### EXERCISE OBJECTIVE:
All of the entries are to be printed exactly as they appear.

### SUPPLIED DATA:
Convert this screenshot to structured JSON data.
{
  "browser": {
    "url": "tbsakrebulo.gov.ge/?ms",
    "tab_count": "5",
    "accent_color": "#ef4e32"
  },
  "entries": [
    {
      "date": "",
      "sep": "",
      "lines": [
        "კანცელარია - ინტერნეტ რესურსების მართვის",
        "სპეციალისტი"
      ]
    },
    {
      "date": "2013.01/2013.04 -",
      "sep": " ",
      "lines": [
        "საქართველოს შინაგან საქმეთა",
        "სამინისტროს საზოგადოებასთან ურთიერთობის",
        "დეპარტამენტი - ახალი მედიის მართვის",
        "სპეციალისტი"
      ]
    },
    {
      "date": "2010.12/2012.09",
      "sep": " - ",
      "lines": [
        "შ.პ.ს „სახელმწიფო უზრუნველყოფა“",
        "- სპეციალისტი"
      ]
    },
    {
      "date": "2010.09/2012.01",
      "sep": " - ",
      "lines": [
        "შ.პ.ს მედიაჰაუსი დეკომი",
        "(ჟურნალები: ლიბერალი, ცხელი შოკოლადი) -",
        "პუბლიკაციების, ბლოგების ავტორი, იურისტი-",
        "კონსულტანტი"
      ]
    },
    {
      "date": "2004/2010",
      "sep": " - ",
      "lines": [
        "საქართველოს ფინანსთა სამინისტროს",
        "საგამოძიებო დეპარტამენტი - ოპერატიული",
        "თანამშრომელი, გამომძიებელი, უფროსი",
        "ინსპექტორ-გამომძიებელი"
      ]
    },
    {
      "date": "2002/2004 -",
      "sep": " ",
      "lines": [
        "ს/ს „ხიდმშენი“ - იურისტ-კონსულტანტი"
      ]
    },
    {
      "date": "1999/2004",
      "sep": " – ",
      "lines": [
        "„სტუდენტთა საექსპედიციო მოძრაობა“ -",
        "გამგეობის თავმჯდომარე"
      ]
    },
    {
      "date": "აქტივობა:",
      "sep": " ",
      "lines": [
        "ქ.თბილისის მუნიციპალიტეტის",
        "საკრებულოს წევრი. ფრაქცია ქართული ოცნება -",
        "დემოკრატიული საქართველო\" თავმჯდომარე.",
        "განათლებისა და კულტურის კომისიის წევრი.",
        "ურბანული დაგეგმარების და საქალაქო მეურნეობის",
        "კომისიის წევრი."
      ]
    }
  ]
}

### EXERCISE OUTPUT:
Convert this screenshot to structured JSON data.
{
  "browser": {
    "url": "tbsakrebulo.gov.ge/?ms",
    "tab_count": "5",
    "accent_color": "#ef4e32"
  },
  "entries": [
    {
      "date": "",
      "sep": "",
      "lines": [
        "კანცელარია - ინტერნეტ რესურსების მართვის",
        "სპეციალისტი"
      ]
    },
    {
      "date": "2013.01/2013.04 -",
      "sep": " ",
      "lines": [
        "საქართველოს შინაგან საქმეთა",
        "სამინისტროს საზოგადოებასთან ურთიერთობის",
        "დეპარტამენტი - ახალი მედიის მართვის",
        "სპეციალისტი"
      ]
    },
    {
      "date": "2010.12/2012.09",
      "sep": " - ",
      "lines": [
        "შ.პ.ს „სახელმწიფო უზრუნველყოფა“",
        "- სპეციალისტი"
      ]
    },
    {
      "date": "2010.09/2012.01",
      "sep": " - ",
      "lines": [
        "შ.პ.ს მედიაჰაუსი დეკომი",
        "(ჟურნალები: ლიბერალი, ცხელი შოკოლადი) -",
        "პუბლიკაციების, ბლოგების ავტორი, იურისტი-",
        "კონსულტანტი"
      ]
    },
    {
      "date": "2004/2010",
      "sep": " - ",
      "lines": [
        "საქართველოს ფინანსთა სამინისტროს",
        "საგამოძიებო დეპარტამენტი - ოპერატიული",
        "თანამშრომელი, გამომძიებელი, უფროსი",
        "ინსპექტორ-გამომძიებელი"
      ]
    },
    {
      "date": "2002/2004 -",
      "sep": " ",
      "lines": [
        "ს/ს „ხიდმშენი“ - იურისტ-კონსულტანტი"
      ]
    },
    {
      "date": "1999/2004",
      "sep": " – ",
      "lines": [
        "„სტუდენტთა საექსპედიციო მოძრაობა“ -",
        "გამგეობის თავმჯდომარე"
      ]
    },
    {
      "date": "აქტივობა:",
      "sep": " ",
      "lines": [
        "ქ.თბილისის მუნიციპალიტეტის",
        "საკრებულოს წევრი. ფრაქცია ქართული ოცნება -",
        "დემოკრატიული საქართველო\" თავმჯდომარე.",
        "განათლებისა და კულტურის კომისიის წევრი.",
        "ურბანული დაგეგმარების და საქალაქო მეურნეობის",
        "კომისიის წევრი."
      ]
    }
  ]
}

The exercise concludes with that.